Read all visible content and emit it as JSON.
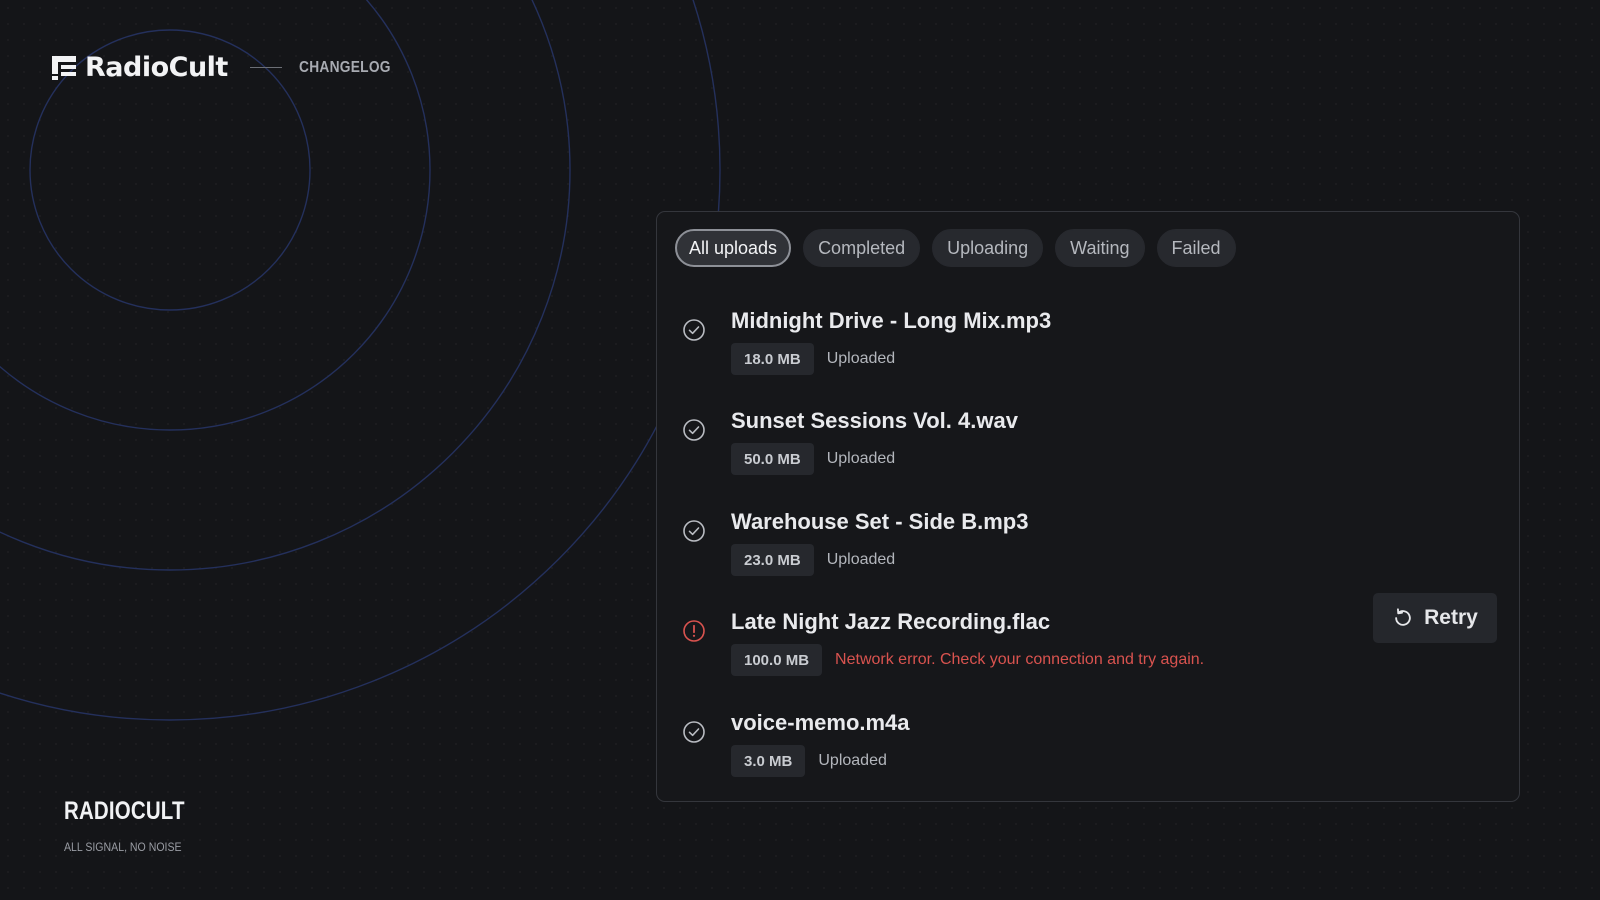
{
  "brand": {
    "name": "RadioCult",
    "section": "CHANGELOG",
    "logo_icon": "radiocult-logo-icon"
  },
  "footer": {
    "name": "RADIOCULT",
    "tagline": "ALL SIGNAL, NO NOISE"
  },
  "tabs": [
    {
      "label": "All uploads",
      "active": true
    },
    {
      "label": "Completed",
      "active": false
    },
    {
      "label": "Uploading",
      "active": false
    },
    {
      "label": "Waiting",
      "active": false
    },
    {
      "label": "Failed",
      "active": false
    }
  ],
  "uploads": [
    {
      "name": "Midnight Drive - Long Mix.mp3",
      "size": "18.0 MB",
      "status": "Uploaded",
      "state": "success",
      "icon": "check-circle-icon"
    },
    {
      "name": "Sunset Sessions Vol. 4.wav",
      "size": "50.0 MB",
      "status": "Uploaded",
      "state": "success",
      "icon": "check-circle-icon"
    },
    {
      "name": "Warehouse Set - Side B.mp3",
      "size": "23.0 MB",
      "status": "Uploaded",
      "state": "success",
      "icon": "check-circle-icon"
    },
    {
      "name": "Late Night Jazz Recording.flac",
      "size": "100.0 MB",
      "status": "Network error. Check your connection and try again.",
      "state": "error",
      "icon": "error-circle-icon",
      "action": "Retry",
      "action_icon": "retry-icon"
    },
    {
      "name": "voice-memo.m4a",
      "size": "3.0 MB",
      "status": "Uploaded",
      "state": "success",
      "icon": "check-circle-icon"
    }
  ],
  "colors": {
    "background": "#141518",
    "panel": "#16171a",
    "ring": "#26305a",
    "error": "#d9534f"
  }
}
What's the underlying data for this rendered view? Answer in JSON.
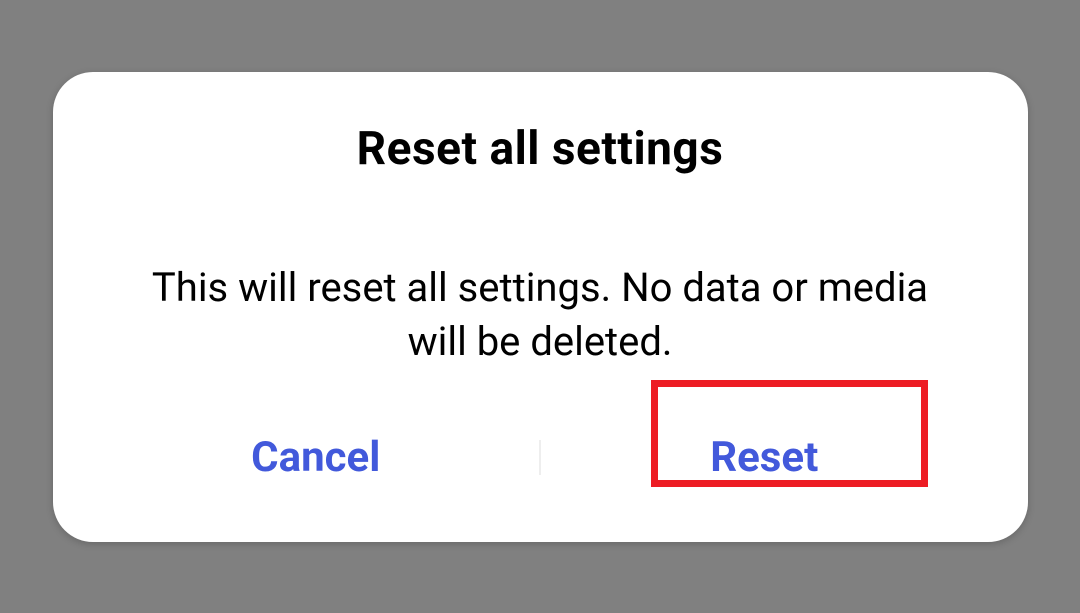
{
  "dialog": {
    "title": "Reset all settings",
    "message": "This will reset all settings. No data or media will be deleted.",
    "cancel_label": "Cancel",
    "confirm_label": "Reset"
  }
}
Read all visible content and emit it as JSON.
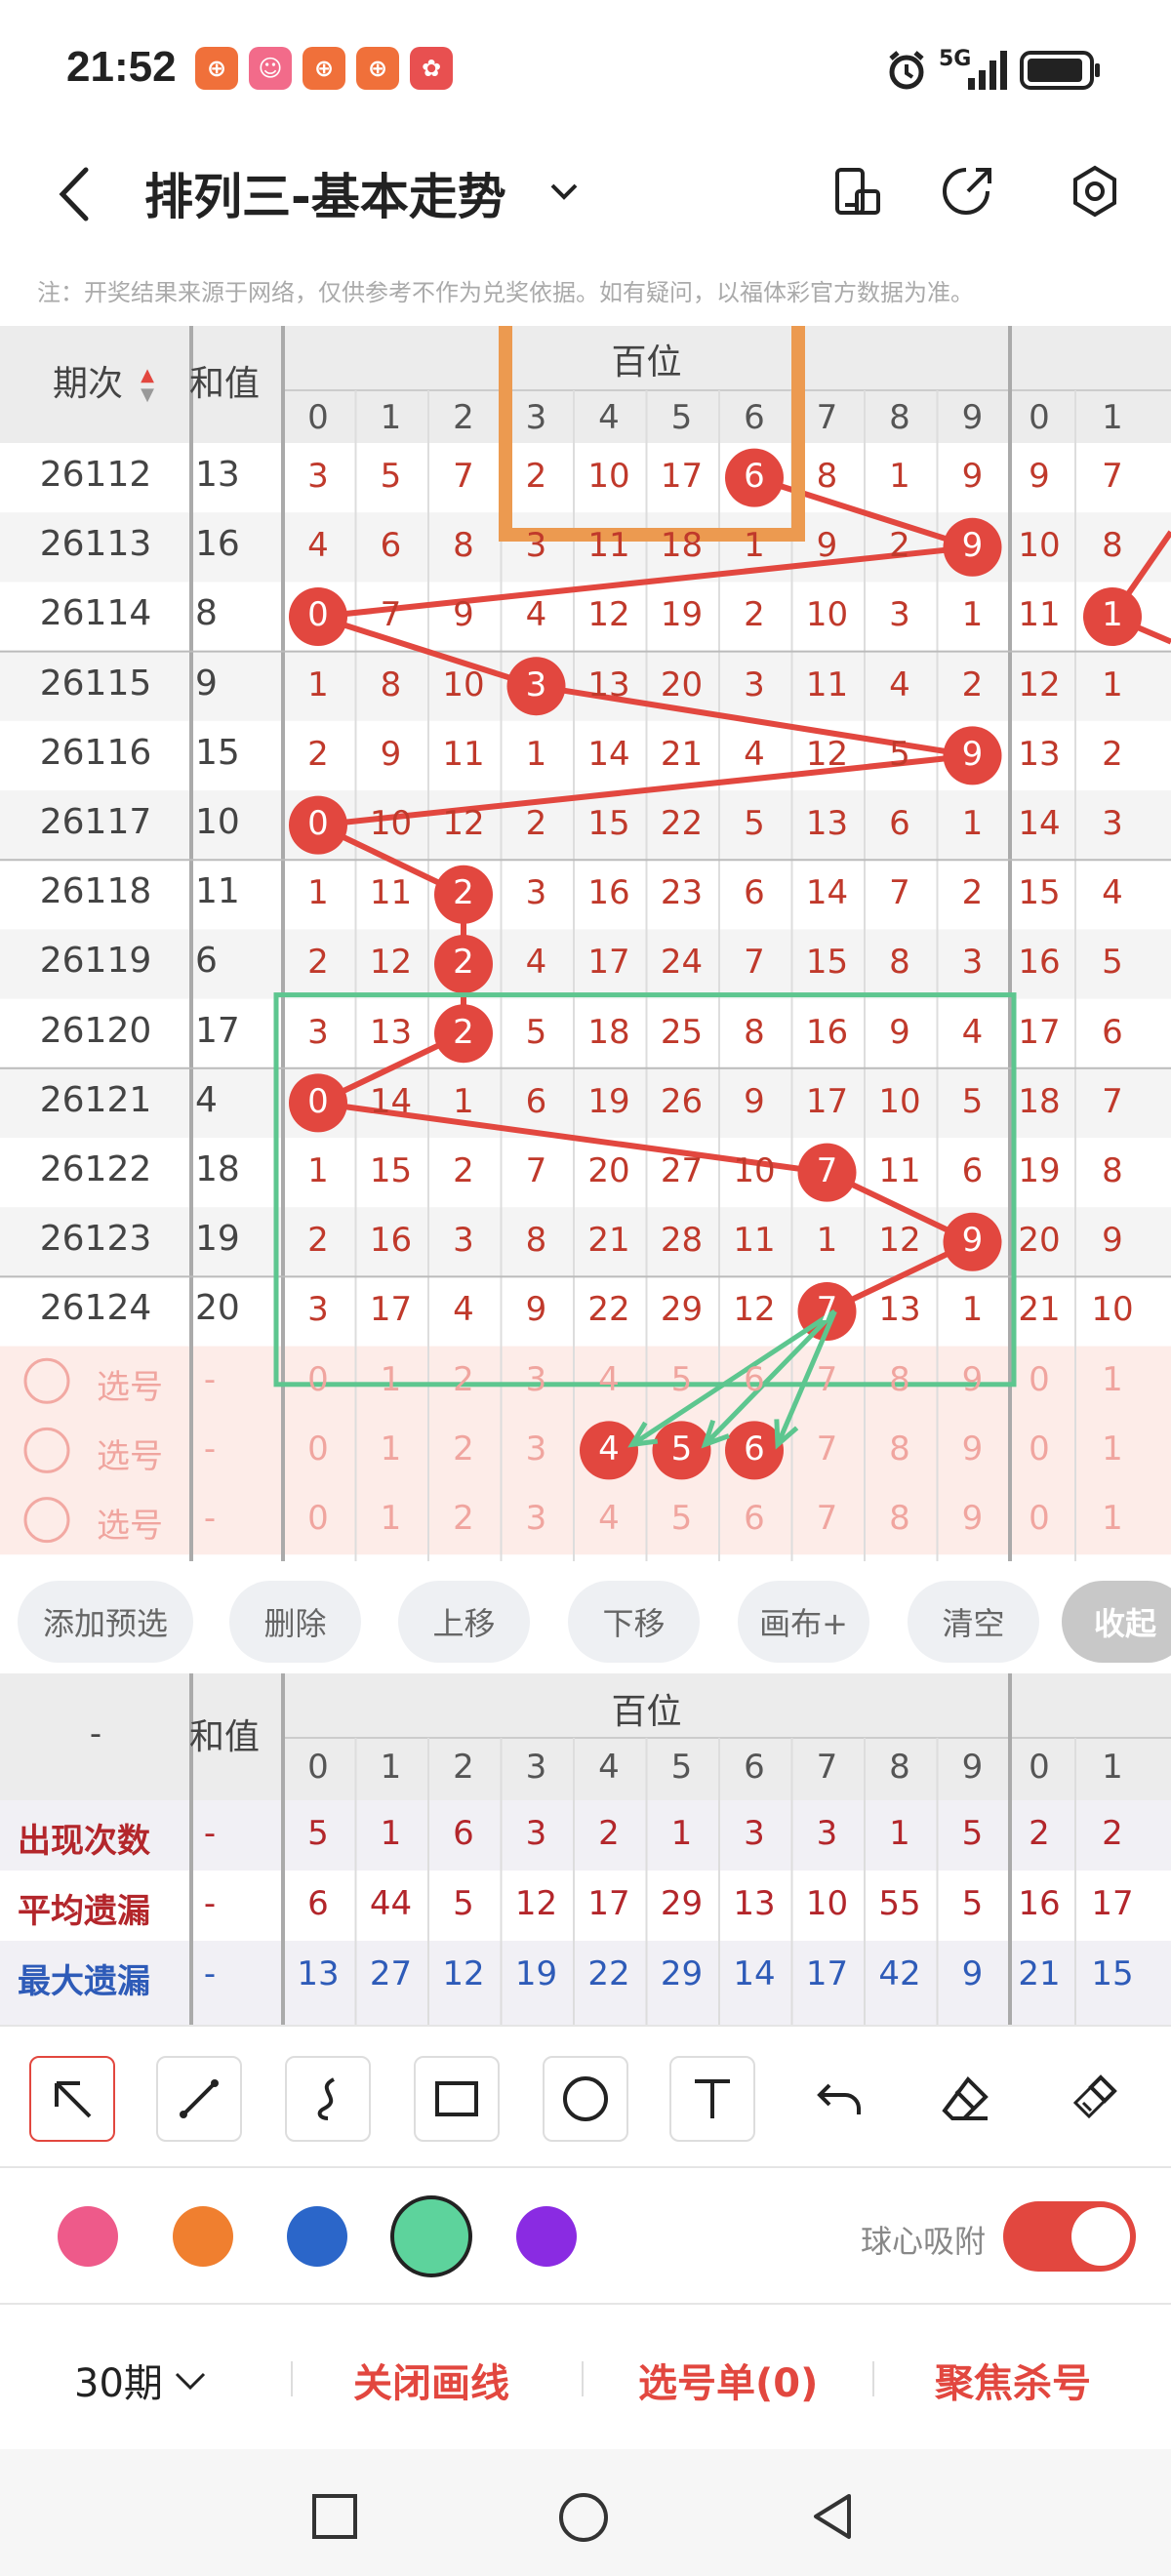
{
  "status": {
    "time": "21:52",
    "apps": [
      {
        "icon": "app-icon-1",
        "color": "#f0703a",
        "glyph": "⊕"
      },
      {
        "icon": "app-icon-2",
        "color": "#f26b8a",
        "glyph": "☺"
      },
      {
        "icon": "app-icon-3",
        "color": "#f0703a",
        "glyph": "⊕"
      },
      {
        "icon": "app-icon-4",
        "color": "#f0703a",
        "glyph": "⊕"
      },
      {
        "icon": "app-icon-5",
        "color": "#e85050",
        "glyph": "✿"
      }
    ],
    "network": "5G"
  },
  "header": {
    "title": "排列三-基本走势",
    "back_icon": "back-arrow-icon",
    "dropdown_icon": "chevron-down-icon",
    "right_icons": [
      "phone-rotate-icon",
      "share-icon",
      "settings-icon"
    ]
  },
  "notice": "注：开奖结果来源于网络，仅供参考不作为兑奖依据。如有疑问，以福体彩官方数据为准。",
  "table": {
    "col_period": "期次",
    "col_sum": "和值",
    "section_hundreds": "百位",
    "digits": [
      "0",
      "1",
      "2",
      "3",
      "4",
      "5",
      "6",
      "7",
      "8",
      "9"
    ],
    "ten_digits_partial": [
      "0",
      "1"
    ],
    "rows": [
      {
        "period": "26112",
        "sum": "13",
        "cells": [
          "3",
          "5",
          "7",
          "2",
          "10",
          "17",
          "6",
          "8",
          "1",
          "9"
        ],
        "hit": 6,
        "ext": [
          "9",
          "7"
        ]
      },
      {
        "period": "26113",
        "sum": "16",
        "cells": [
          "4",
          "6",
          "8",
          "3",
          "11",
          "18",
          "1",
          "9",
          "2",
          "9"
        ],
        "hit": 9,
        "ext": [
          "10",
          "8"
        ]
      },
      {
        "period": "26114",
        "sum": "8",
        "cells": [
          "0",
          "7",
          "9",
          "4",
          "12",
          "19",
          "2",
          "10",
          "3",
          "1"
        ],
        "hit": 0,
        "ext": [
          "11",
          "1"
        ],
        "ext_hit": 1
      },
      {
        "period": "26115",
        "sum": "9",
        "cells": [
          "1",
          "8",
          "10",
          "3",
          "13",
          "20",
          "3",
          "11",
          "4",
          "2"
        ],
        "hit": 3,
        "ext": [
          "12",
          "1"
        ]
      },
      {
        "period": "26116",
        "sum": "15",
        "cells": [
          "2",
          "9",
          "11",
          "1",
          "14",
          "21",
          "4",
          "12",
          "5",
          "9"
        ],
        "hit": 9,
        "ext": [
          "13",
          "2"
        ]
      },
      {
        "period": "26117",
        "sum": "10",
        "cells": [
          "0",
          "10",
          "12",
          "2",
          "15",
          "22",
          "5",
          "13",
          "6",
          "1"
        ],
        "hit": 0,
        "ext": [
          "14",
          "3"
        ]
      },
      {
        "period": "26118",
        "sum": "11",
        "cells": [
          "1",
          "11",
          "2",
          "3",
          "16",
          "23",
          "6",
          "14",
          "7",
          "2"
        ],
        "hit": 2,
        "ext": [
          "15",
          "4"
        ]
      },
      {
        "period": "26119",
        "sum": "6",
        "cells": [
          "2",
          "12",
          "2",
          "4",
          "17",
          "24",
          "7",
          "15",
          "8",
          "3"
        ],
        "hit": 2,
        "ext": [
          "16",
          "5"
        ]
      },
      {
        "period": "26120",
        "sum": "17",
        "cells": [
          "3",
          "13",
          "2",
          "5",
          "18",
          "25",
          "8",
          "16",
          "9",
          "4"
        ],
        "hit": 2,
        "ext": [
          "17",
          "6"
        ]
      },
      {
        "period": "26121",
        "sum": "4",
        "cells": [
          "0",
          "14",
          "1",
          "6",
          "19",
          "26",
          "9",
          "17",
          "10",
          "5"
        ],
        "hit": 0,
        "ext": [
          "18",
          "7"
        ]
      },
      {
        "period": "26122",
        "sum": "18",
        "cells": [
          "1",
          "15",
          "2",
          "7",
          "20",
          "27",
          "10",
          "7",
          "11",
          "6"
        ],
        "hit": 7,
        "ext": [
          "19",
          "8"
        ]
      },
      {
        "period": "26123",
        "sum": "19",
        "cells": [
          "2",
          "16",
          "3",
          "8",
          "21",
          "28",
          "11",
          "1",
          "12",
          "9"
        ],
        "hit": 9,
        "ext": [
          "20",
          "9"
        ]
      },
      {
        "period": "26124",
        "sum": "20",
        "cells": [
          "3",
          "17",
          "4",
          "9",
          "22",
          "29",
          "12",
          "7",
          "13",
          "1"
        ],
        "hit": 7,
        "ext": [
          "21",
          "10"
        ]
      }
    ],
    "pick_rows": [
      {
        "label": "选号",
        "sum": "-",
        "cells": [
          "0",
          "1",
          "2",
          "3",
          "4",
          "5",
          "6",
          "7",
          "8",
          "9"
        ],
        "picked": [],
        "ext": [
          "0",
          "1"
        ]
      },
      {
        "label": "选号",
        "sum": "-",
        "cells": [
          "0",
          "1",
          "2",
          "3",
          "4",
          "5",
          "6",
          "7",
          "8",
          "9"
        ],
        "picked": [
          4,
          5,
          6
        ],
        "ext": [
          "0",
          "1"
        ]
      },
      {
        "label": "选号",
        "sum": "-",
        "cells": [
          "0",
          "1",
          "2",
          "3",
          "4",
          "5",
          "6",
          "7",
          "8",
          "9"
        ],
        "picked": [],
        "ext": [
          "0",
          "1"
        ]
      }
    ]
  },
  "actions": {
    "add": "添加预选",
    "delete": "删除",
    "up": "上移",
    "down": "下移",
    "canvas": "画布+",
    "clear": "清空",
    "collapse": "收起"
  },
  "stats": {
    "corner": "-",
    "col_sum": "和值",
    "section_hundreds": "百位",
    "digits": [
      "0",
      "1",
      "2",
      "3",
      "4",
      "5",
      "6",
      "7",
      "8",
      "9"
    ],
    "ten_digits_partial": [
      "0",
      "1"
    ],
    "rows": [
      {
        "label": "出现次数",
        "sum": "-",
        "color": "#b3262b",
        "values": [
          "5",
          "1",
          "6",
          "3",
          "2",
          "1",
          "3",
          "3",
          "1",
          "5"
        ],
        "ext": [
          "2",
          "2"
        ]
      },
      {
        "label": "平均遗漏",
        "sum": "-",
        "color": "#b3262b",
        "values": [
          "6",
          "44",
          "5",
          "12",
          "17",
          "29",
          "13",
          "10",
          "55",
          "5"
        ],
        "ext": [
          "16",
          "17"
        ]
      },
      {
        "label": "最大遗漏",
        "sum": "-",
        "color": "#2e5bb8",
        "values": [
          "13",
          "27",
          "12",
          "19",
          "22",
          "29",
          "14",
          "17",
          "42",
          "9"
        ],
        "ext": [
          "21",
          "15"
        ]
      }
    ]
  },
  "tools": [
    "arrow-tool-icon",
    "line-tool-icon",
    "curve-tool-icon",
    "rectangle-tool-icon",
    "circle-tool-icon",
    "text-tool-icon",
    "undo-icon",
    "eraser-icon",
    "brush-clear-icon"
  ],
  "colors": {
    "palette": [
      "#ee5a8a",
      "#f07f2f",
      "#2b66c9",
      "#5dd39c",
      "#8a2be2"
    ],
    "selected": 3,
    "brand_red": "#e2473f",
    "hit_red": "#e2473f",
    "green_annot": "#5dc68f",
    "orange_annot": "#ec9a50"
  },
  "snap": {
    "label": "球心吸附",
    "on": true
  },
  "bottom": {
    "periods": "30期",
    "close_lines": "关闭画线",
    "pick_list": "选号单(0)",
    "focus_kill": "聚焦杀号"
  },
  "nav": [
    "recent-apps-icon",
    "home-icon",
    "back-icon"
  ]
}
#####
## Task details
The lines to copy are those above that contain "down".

## Result of the task
    "dropdown_icon": "chevron-down-icon",
    "down": "下移",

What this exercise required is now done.